"I had to learn to tamp this down," Stoltzfus admits.  "I’d walk into another store and look around and go, 'Damn, my store sucks in comparison.'  I think 'perfectionist' is too strong a word, but I’m always trying to make things better, and I’ll walk into another store, see something better, and start beating myself down. But the thing is, you can't do that.  You can only make your thing better, and the correct thing to do is think about what you like about that store, and how you can incorporate it."

Again, the network aspect helps, and Stoltzfus has no problem asking others for tips and advice.

"Just go ask the owner," he says.  "There is nothing a store owner is more proud of than their store, so if you ask them to talk about it, guess what happens?  They start talking to you, and you can learn a lot from that, and incorporate that."

The bottom line to what Stoltzfus has learned?

"Your store can be fantastic, just different."

We all have to watch the bottom line, and rent can be a huge chunk of that.  But is a bargain really a bargain?

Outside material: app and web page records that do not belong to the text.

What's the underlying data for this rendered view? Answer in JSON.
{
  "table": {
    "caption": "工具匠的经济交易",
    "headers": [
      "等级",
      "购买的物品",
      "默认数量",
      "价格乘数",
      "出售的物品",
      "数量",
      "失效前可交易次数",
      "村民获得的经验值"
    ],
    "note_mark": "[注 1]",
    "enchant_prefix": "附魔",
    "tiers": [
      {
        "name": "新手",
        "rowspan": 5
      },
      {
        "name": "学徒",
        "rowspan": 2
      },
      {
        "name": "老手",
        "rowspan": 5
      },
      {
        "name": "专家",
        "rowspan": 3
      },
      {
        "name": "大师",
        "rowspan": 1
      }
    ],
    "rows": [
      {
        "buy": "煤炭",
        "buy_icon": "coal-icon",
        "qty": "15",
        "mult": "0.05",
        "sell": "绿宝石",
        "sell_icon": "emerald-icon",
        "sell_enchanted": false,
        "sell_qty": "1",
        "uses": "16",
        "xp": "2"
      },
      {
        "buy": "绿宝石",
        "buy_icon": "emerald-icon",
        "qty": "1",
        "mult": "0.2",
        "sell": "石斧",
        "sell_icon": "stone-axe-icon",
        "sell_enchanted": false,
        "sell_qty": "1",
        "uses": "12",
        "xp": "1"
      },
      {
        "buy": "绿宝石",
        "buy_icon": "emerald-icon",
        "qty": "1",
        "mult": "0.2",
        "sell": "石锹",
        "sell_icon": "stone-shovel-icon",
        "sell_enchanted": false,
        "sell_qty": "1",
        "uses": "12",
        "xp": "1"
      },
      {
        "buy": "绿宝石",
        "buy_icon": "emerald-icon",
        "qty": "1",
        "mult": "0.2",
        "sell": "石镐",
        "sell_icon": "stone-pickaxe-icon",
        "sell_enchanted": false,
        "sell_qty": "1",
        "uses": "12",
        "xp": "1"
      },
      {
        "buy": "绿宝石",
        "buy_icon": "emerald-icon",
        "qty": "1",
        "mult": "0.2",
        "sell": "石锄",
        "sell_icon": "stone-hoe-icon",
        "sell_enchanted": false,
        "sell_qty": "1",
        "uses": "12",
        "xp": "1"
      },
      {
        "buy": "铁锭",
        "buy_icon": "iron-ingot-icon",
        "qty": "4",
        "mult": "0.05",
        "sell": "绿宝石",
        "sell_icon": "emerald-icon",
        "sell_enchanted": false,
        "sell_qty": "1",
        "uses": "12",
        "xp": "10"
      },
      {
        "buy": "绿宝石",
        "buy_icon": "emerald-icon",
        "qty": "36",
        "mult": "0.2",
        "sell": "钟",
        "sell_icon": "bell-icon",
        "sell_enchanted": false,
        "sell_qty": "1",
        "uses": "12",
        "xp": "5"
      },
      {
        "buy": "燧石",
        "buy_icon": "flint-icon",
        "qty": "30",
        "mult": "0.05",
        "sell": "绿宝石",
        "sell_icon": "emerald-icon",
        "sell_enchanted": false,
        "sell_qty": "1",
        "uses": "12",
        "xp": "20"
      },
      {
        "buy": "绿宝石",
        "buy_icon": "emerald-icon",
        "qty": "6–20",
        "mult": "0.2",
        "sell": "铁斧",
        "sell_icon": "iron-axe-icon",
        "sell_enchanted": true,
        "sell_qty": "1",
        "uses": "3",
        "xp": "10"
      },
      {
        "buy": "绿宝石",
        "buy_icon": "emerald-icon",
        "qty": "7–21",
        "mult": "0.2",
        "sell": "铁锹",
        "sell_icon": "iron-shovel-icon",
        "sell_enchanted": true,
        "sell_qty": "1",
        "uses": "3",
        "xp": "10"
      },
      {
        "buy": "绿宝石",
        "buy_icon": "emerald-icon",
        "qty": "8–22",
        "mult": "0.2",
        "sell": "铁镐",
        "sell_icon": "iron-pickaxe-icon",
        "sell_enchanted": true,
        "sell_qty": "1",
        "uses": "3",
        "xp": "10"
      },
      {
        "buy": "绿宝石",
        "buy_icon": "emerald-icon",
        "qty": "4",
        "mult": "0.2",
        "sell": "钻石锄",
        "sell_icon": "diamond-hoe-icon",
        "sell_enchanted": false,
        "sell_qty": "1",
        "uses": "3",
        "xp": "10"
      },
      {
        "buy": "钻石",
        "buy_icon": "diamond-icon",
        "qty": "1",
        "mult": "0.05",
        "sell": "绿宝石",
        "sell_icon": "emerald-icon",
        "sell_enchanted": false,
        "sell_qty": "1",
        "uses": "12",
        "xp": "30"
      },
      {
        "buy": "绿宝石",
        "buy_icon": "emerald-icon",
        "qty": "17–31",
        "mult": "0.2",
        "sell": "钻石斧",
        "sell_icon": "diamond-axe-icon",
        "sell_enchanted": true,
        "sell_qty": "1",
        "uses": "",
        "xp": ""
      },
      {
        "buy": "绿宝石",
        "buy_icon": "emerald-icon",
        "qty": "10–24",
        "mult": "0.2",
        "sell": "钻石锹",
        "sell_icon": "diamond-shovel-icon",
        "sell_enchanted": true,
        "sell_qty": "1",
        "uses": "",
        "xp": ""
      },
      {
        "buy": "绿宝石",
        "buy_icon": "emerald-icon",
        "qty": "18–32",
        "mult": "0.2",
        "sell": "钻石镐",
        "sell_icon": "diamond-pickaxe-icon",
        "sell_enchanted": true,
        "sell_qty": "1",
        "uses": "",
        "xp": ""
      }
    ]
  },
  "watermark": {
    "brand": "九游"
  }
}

"I made a mistake once where I went for cheap rent," Stoltzfus says.  "But the mistake was, the only way people were going to find that store was by seeking it out.  A store that has high-level foot traffic in a heavy shopping area might cost you three times as much in rent, but your sales are going to be 10 times as high if you stock it correctly."

Stoltzfus recognized his mistake, and was able to squirrel out of the location in about 18 months.

"Sure, our rent was cheap, but we weren’t moving any product," he says.  "So don’t think that cheap rent is always a great answer.  You get what you pay for."

"And you've got to be mindful of other people’s work/life balance, too.  When we talked for that other article about moving staff to four 10-hour days instead of five eight-hour days, that’s been a tremendous boon for so many of our folks as well."

"Maybe 10% of your customer base will ever see another store.  I think one mistake that so many stores make is assuming their customers go to every other comic store."

"I’m a runner.  I do lots of my thinking while I'm running.  Just yesterday I did a half marathon.  While I’m out there running, I do my thinking."

"I am not 100% the most positive guy in the world.  But I always try to focus on the positive."

"Don’t take any interaction too personally.  We’re on a town square in one of our stores, and every year they have a big tree lighting that turns the store into a madhouse for about four hours.  One year I’m working register, just trying to get customers worked through as quickly as possible and while I’m ringing up one customer, I’m aware that that there’s someone coming up on my left.  I say, 'Here, let me get you rung up next, you’ve just got one thing' unaware that there was another customer getting in line at the register.  That second guy got upset because I effectively ignored him in line.  He turned around and walked out.  I got upset initially because I failed that customer, right?  But at the same time, a few days later as I’m chewing on it, I realize my transaction count that night was over 400 customers.  If one out of 400 customers have a negative interaction… well, I'm still doing alright.  I can't take certain interactions too personally.  We all make mistakes."

"Lanyards are great.  I'm in a college town, three colleges near me, to say nothing of high schools, K-12.  Every August, I put a big order in for lanyards with superhero designs for people going back to school and need something to hang a school ID on."

"A lot of people say, 'Never have friends as business partners,' but Keith [Colvin] and I have gotten along fabulously for 20-plus years now.  He’s a partner in the More Fun stores.  I handle the day-to-day operations, because one of Keith’s strengths is reading other people, and he saw I could not work effectively being micro-managed, and he really had no desire to do that anyway.  He said, 'We'll combine inventories, but More Fun is your animal.  If you have a question, call me. But this is your thing.'"

Click Gallery below for store pics!